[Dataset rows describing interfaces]
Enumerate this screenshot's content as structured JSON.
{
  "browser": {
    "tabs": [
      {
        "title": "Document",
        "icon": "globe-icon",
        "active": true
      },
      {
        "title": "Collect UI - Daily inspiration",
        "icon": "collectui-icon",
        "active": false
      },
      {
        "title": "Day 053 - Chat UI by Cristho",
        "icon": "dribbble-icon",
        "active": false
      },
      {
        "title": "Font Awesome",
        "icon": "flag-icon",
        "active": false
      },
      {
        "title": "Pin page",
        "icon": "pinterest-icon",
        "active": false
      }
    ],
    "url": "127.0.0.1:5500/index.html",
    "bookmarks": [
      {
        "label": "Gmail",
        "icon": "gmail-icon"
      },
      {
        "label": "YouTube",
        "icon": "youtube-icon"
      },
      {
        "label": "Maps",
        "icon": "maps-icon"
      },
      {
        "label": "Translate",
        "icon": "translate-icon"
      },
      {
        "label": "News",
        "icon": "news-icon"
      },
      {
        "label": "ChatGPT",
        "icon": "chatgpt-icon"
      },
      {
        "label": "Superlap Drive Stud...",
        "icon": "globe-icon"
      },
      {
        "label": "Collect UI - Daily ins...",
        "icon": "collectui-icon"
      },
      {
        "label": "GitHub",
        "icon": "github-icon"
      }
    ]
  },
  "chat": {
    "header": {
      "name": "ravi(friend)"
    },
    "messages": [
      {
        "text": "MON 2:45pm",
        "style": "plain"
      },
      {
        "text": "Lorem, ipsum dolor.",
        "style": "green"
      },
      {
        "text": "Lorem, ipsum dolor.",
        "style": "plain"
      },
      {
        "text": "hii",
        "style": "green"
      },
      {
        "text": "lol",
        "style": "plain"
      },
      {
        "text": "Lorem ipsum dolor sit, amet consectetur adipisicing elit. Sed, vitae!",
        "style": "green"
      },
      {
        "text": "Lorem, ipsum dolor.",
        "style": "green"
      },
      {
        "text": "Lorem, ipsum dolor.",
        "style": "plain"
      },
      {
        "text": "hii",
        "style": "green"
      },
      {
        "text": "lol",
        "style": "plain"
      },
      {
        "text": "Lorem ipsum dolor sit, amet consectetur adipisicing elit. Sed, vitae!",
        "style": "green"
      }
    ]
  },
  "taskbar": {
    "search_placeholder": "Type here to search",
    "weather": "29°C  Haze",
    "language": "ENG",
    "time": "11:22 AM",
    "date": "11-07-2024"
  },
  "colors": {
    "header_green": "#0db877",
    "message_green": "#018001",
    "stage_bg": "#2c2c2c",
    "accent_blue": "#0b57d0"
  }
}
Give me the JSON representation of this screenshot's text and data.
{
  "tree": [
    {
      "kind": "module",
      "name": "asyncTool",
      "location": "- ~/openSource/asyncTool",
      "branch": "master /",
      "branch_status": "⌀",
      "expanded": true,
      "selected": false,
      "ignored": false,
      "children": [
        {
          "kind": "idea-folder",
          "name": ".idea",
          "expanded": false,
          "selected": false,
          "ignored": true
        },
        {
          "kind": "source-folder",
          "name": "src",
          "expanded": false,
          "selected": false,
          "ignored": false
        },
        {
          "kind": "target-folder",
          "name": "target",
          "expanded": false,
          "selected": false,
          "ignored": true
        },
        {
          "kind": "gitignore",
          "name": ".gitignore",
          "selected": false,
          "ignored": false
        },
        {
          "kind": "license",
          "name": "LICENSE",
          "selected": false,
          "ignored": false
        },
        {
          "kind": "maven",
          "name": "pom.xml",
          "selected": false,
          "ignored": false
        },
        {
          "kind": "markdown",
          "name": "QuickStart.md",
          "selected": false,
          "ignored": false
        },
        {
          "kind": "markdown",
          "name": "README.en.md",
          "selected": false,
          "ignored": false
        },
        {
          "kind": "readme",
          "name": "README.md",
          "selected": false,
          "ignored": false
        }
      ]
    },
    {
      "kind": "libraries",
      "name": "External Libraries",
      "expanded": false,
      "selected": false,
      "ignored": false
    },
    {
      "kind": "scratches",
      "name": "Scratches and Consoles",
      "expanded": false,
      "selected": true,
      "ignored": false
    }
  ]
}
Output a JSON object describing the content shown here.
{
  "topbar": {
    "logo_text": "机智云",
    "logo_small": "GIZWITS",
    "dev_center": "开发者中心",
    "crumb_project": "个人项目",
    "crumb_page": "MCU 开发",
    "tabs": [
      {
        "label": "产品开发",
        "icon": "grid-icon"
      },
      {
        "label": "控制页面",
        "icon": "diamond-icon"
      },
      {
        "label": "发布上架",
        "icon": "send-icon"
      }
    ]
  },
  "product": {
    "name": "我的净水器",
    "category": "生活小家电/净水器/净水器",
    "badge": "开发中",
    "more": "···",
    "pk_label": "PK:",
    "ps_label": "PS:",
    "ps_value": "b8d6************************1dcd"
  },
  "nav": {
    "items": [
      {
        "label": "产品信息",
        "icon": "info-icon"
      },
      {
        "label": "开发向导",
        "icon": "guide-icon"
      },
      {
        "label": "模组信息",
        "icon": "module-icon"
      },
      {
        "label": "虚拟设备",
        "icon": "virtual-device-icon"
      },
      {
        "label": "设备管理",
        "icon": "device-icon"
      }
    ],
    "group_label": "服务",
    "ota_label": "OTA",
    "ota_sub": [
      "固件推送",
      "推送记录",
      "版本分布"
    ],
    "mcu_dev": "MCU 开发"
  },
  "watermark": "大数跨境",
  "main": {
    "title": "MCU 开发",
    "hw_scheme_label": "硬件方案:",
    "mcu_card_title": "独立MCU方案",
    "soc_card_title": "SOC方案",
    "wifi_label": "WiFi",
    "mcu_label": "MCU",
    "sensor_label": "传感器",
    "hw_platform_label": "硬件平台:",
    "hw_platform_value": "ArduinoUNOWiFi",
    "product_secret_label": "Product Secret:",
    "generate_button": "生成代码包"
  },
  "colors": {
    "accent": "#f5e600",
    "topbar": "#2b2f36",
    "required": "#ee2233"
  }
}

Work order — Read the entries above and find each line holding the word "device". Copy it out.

Solution to the problem —
        "icon": "virtual-device-icon"
        "icon": "device-icon"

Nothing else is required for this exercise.